Battery Thermal Model Identification and Surface Temperature Prediction

Date of Award


Publication Type


Degree Name



Electrical and Computer Engineering


Estimation, Hardware in loop, Least square, Li-ion battery, Temperature prediction, Thermal modeling







Creative Commons License

Creative Commons Attribution 4.0 International License
This work is licensed under a Creative Commons Attribution 4.0 International License.

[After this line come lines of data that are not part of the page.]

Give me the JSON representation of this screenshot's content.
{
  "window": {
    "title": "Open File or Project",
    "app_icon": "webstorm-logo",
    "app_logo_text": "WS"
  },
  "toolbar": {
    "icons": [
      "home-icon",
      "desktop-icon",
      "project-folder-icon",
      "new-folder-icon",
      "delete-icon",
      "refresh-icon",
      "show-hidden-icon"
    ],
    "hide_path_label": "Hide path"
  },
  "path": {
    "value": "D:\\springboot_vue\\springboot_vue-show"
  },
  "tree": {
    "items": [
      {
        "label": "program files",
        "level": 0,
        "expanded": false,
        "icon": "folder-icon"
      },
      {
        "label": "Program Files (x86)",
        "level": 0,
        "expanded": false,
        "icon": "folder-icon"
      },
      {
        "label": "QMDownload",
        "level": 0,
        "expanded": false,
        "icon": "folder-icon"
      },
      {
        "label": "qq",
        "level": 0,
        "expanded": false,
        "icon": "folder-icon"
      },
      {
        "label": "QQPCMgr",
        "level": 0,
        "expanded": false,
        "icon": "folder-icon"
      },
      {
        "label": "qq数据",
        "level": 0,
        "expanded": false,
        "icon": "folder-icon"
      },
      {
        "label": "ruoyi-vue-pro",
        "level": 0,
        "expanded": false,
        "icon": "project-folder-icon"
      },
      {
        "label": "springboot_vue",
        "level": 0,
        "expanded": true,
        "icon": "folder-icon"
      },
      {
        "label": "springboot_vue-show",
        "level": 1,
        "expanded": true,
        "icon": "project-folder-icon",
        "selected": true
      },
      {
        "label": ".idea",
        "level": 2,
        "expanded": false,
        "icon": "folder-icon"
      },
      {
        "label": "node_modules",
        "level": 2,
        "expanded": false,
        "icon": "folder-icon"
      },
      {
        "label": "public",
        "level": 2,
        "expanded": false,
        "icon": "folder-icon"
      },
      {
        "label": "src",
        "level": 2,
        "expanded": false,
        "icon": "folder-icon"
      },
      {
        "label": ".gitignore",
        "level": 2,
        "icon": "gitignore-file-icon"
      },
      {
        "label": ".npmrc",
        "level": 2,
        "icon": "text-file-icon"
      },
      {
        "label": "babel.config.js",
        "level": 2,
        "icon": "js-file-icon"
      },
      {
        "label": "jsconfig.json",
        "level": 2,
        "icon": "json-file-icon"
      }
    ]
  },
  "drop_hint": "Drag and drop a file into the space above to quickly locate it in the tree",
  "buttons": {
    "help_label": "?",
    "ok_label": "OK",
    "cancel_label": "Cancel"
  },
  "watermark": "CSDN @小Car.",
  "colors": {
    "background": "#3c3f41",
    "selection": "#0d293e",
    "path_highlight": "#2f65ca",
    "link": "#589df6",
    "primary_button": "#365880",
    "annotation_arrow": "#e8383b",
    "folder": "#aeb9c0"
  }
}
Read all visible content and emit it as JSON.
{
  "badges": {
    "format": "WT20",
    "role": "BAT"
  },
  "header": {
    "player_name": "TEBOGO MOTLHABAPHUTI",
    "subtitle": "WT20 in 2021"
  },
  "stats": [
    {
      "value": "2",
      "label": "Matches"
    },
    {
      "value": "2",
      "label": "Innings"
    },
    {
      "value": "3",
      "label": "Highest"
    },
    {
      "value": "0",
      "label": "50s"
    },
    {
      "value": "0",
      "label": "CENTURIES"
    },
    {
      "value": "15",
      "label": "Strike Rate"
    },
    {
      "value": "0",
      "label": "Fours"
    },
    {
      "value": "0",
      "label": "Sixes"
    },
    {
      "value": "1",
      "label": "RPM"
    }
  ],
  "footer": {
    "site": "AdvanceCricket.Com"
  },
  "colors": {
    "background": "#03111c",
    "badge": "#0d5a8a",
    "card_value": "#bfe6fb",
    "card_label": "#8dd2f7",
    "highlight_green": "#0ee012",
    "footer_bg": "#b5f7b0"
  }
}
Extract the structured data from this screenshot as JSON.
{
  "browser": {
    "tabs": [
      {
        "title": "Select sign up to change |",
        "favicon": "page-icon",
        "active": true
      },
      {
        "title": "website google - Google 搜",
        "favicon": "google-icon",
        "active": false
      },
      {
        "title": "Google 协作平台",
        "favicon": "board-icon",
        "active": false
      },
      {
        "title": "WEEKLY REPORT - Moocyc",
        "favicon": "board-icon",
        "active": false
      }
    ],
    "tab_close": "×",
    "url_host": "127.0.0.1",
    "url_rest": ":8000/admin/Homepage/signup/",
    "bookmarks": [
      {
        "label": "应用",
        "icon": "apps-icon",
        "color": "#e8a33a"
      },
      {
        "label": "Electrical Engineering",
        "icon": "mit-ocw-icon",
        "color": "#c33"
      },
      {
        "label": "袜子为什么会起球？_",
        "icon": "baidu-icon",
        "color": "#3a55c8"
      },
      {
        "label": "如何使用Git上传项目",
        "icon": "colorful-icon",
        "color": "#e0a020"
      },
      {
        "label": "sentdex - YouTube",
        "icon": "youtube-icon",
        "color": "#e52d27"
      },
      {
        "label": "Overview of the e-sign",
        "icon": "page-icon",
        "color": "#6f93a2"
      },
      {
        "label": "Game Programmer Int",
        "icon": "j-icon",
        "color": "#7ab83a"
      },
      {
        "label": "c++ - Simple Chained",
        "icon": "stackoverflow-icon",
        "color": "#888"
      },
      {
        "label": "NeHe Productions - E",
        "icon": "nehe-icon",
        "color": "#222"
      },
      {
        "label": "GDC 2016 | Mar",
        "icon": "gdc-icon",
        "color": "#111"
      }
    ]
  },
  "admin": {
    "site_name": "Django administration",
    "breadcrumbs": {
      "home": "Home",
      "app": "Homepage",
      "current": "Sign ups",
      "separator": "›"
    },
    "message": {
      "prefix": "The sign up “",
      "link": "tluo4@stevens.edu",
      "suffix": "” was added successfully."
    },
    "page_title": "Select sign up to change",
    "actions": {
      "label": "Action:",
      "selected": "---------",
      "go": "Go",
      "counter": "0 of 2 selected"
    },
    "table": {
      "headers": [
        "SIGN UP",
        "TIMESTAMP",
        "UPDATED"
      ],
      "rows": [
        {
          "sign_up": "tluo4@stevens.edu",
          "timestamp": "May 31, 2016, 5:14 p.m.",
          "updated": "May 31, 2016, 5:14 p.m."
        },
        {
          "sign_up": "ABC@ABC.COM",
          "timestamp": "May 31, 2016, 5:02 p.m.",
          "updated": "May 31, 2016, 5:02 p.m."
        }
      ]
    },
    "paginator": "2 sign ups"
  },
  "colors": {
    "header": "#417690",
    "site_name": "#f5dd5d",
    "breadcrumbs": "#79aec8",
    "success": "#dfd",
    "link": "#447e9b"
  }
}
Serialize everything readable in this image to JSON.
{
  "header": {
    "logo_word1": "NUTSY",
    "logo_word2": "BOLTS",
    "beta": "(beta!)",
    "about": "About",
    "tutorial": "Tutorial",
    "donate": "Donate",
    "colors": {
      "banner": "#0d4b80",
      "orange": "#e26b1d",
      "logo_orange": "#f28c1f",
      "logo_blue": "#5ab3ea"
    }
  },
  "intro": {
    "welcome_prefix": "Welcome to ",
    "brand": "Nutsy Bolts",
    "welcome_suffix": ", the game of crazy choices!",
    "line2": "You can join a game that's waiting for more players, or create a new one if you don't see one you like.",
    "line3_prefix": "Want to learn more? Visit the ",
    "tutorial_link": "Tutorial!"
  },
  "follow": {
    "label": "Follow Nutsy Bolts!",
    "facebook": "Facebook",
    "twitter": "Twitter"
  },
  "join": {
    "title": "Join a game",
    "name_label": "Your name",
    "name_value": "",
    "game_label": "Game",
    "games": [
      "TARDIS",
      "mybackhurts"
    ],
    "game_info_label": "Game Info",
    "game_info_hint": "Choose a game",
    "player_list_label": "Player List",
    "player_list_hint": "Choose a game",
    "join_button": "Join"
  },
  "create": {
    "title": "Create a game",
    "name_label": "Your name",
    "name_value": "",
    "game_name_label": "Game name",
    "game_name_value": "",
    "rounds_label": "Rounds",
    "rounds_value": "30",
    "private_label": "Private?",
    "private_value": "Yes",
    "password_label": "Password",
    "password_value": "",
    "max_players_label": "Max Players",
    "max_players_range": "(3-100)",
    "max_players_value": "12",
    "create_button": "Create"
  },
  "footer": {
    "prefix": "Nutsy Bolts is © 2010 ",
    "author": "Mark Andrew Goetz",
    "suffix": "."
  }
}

With the rapid growth of the electric and hybrid vehicles industry, the use of Lithium-ion (Li-ion) batteries has increased enormously in recent years. The modeling of Li-ion batteries helps in a better understanding of internal dynamics and prediction of their behavior. This results in the better development of a battery management system (BMS). The operation of Li-ion batteries in extreme hot and cold conditions negatively impacts their performance and life. Therefore, to overcome these problems and for better performance of batteries, thermal management is needed in batteries. This thesis aims at advancing the development of the thermal electrical equivalent circuit model (TECM) of batteries and the surface temperature prediction of batteries. State-of-the-art BTMS is designed to react to the measured temperature at the battery surface whereas research suggests that the performance of BTMS will likely improve when used in conjunction with the predicted temperature. A theoretical sound approach is presented in this thesis to model the heat generation in the core of the battery and its propagation to the surface. The least-square-based methods are developed for the estimation of model parameters such as battery internal resistance and thermal parameters. The performance of the developed parameter identication algorithm was tested at different signal-to-noise ratio (SNR) values. Experimental results using data collected from a high precision battery cycler and temperature sensor shows an open loop Normalized Mean Absolute Error (NMAE) of 6.17% or a maximum error of 3°C during a high-current discharge that lasted approximately 800 seconds. Since it is important to evaluate the performance of developed algorithms in real-world applications, a hardware-in-the-loop (HIL) system is developed for the verification of the designed temperature prediction algorithm.